Data records for software interfaces:
- Opening Delimiter -
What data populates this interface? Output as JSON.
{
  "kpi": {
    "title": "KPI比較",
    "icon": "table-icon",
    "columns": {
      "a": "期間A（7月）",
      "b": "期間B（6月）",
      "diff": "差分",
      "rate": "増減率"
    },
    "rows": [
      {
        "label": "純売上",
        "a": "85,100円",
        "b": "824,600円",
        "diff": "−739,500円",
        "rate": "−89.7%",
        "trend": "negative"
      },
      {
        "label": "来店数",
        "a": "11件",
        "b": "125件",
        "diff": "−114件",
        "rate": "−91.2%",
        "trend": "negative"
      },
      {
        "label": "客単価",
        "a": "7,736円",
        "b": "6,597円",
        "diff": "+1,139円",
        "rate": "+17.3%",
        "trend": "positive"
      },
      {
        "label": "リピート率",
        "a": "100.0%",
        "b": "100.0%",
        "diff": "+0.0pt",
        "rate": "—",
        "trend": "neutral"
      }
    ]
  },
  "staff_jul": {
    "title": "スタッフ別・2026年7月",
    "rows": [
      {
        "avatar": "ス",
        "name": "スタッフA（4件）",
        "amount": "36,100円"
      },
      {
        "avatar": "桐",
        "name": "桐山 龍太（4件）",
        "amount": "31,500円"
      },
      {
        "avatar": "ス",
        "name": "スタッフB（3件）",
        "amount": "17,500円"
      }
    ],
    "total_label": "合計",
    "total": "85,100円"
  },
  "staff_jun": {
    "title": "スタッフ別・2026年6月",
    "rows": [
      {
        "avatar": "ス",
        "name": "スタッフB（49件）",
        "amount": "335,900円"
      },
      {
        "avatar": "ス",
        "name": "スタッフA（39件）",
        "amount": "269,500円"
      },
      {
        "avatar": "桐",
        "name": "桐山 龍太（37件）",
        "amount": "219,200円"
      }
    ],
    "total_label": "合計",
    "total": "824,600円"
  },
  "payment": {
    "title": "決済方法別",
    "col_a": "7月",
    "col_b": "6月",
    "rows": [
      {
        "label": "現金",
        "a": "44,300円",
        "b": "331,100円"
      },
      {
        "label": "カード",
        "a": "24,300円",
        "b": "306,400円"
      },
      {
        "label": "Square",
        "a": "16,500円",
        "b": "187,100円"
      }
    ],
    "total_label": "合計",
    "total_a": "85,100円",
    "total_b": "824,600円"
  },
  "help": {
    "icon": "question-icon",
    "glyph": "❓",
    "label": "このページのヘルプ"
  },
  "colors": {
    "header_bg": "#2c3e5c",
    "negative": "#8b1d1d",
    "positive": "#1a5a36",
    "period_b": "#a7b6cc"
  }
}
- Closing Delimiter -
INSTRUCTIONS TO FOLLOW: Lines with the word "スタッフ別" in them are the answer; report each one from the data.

FINISHED EXERCISE:
    "title": "スタッフ別・2026年7月",
    "title": "スタッフ別・2026年6月",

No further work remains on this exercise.